6 Fit the brand new card.

Gently remove from its antistatic bag, avoiding touching the contacts or circuitry. Add it straight into the empty PCI-e slot until it is completely seated and apply even pressure to the top. When you own a clip for the PCI-E slot, you’ll hear it click into place.

Make certain before fully seating the card no cables or some other components are in the manner.

You may need to remove the nearby panel if your video card is two panels wide.

7 Secure the card. Use case screws to fix the video card. If the video card is two panels broad, you’ll desire to fasten it with two screws, one per bay. Make sure before fastening the screws, the card is added completely.

8 Join the power supply.

Most modern cards will have power supply connector ports built in to the very best of back of the card. You will need to connect two or one PCI-E connectors from your power supply, which are usually 6-pin cables. These cards WOn’t function properly, without plugging in the power supply.

Join the power supply to video card

Many video cards come packaged with adapters that may change your present connectors into ones that can fir to the video card.

9 Close your computer up.

As soon as you’ve verified the card was seated properly, secured, and been linked to the power supply, you can close up the case. Ensure that you plug in your display to the new video card. If you had been using onboard video before, the monitor was likely plugged into the motherboard. In order to take advantage of your brand-new card, your display should be joined to it.
For best results, use DisplayPort or HDMI and your video card to plug in your display. If card or your screen does not support DisplayPort or HDMI, the next best alternative is DVI, followed by VGA.

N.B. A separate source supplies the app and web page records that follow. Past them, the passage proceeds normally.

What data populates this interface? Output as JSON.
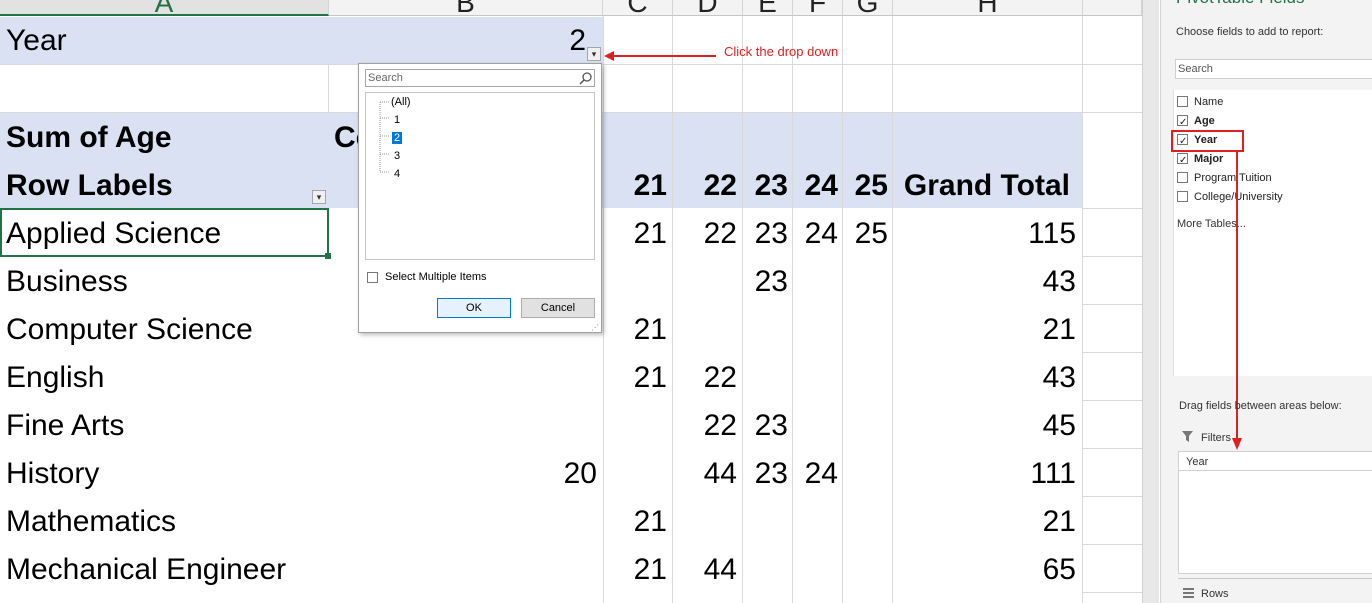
{
  "columns": [
    "A",
    "B",
    "C",
    "D",
    "E",
    "F",
    "G",
    "H"
  ],
  "filter": {
    "label": "Year",
    "value": "2"
  },
  "pivot": {
    "sum_label": "Sum of Age",
    "col_label_partial": "Co",
    "row_labels": "Row Labels",
    "col_headers": [
      "21",
      "22",
      "23",
      "24",
      "25",
      "Grand Total"
    ],
    "rows": [
      {
        "label": "Applied Science",
        "b": "",
        "v21": "21",
        "v22": "22",
        "v23": "23",
        "v24": "24",
        "v25": "25",
        "total": "115"
      },
      {
        "label": "Business",
        "b": "",
        "v21": "",
        "v22": "",
        "v23": "23",
        "v24": "",
        "v25": "",
        "total": "43"
      },
      {
        "label": "Computer Science",
        "b": "",
        "v21": "21",
        "v22": "",
        "v23": "",
        "v24": "",
        "v25": "",
        "total": "21"
      },
      {
        "label": "English",
        "b": "",
        "v21": "21",
        "v22": "22",
        "v23": "",
        "v24": "",
        "v25": "",
        "total": "43"
      },
      {
        "label": "Fine Arts",
        "b": "",
        "v21": "",
        "v22": "22",
        "v23": "23",
        "v24": "",
        "v25": "",
        "total": "45"
      },
      {
        "label": "History",
        "b": "20",
        "v21": "",
        "v22": "44",
        "v23": "23",
        "v24": "24",
        "v25": "",
        "total": "111"
      },
      {
        "label": "Mathematics",
        "b": "",
        "v21": "21",
        "v22": "",
        "v23": "",
        "v24": "",
        "v25": "",
        "total": "21"
      },
      {
        "label": "Mechanical Engineer",
        "b": "",
        "v21": "21",
        "v22": "44",
        "v23": "",
        "v24": "",
        "v25": "",
        "total": "65"
      }
    ]
  },
  "dropdown": {
    "search_placeholder": "Search",
    "items": [
      "(All)",
      "1",
      "2",
      "3",
      "4"
    ],
    "selected": "2",
    "multi_label": "Select Multiple Items",
    "ok_label": "OK",
    "cancel_label": "Cancel"
  },
  "annotation": {
    "text": "Click the drop down",
    "color": "#e02020"
  },
  "panel": {
    "title": "PivotTable Fields",
    "choose_label": "Choose fields to add to report:",
    "search_placeholder": "Search",
    "fields": [
      {
        "name": "Name",
        "checked": false,
        "bold": false
      },
      {
        "name": "Age",
        "checked": true,
        "bold": true
      },
      {
        "name": "Year",
        "checked": true,
        "bold": true
      },
      {
        "name": "Major",
        "checked": true,
        "bold": true
      },
      {
        "name": "Program Tuition",
        "checked": false,
        "bold": false
      },
      {
        "name": "College/University",
        "checked": false,
        "bold": false
      }
    ],
    "more_tables": "More Tables...",
    "drag_label": "Drag fields between areas below:",
    "filters_label": "Filters",
    "filters_item": "Year",
    "rows_label": "Rows"
  },
  "colors": {
    "header_band": "#d9e1f2",
    "accent_green": "#217346",
    "annotation_red": "#e02020"
  }
}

Testing and Installing Drivers

1 Power on your computer.

Your operating system will almost certainly find the new card and try to correct your screen such it is using the best resolution as well as color depth. Accept the changes and input the operating system.
You must troubleshoot your setup in case your monitor doesn’t show any picture in any way. Check to be sure you have the card connected and properly installed.
An unusual, jagged- appearing or distorted graphic might indicate an issue with your video card. Check that your card is correctly installed before contacting the manufacturer.

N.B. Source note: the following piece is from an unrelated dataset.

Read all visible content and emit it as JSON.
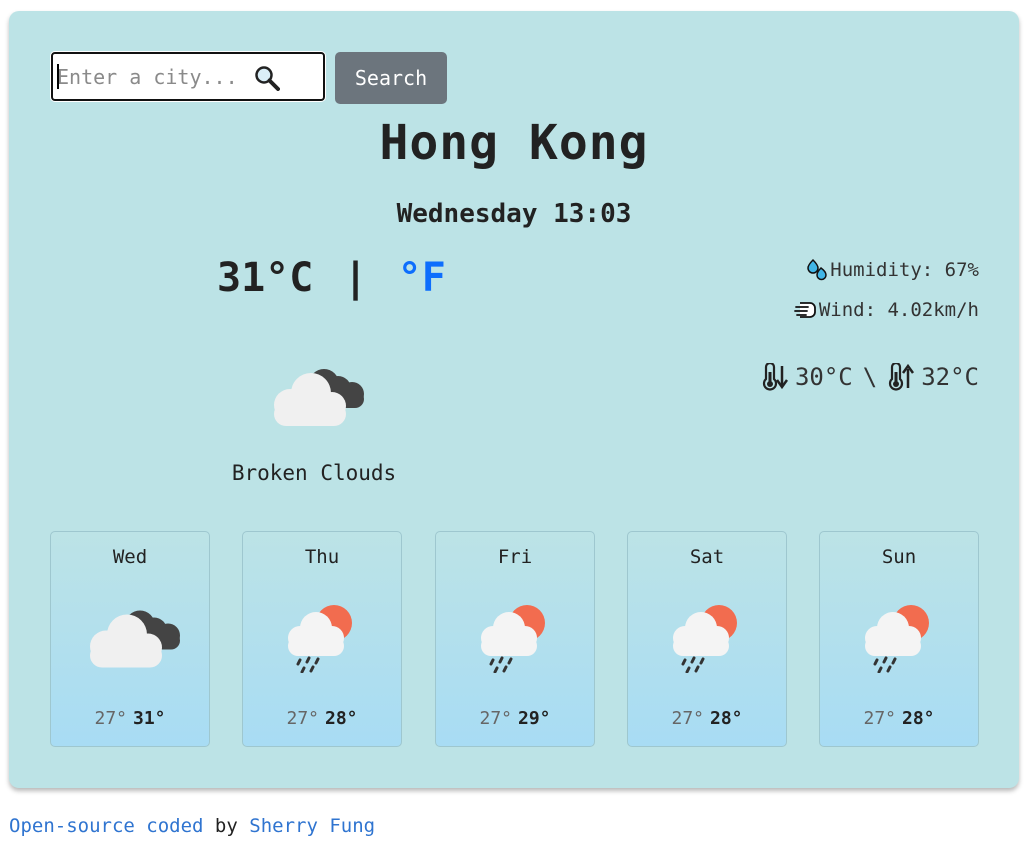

2 Add your driver disc or download the drivers. You can add it to start the driver set up process in case your video card came using a driver cd. In case your card did not come using a disc, or you would like to ensure you have the latest launch of the drivers potential, you may download the drivers directly from Nvidia or AMD (depending about what card you have). Look here for how to find and uodate drivers for Windows, Mac OS X or Linux.

3 Install the drivers.

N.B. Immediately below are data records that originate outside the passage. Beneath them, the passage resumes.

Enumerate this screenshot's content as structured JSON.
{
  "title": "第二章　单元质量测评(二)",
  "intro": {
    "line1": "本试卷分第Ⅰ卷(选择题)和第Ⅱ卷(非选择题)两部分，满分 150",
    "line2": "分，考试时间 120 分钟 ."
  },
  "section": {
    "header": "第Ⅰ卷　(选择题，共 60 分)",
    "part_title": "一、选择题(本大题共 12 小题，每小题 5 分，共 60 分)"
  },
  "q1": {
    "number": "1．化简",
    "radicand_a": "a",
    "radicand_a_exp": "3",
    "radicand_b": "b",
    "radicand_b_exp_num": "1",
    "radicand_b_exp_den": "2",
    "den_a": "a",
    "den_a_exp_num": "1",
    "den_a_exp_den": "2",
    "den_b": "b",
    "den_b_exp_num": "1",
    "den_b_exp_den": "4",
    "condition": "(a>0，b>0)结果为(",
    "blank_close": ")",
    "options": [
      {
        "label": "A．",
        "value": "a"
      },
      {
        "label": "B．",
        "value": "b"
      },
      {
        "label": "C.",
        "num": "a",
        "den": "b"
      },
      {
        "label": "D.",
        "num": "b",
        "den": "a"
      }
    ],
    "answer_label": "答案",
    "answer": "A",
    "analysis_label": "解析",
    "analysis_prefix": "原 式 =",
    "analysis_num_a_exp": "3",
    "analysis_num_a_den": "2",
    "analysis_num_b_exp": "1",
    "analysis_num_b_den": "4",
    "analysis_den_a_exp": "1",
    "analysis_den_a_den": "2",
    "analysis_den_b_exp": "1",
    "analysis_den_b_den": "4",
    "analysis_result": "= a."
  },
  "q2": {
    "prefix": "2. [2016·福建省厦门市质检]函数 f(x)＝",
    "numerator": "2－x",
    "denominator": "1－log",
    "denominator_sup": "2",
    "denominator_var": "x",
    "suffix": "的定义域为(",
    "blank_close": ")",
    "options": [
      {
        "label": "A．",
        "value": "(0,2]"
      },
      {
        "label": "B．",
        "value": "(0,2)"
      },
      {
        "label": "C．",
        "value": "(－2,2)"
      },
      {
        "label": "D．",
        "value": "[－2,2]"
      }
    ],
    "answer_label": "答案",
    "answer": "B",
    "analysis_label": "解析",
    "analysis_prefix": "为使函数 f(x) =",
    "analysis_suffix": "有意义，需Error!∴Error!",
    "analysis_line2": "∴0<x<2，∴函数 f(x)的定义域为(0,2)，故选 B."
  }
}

The driver installation procedure is mainly automatic, in the event that you need to set up any additional video card management software, though you may get asked. This additional applications is optional, but might help ensure that your drivers stay up so far. Your screen reset and will probably flicker throughout the setup process.
Drivers comprised on a disk are nearly constantly by the time they are purchased, which means you’ll probably be asked to upgrade after installing them.

4 Start a match up.

Let us be honest: the reason you got this card is you can play the most recent and greatest games. So what better solution to test it out than to fire one up? Before starting to play, explore the Video settings menu of the game. Turn all the settings up as high as they are able to go and give the game a whirl. In case it performs smoothly then you are all set!

You should make an effort to keep it at the resolution of your monitor when establishing the resolution. Though newer screens have a native resolution that is higher than that, for most flatscreen computer screens, this is 1920x1080.

When the game is performing or choppy poorly, start lowering settings one by one. Don’t stress too much occasionally matches come out that do not function right with any card; if your card can’t handle the Ultra settings!
More than just the video card affects a game’s performance. Your processor, RAM, and also hard disk speed will play part in how the game performs.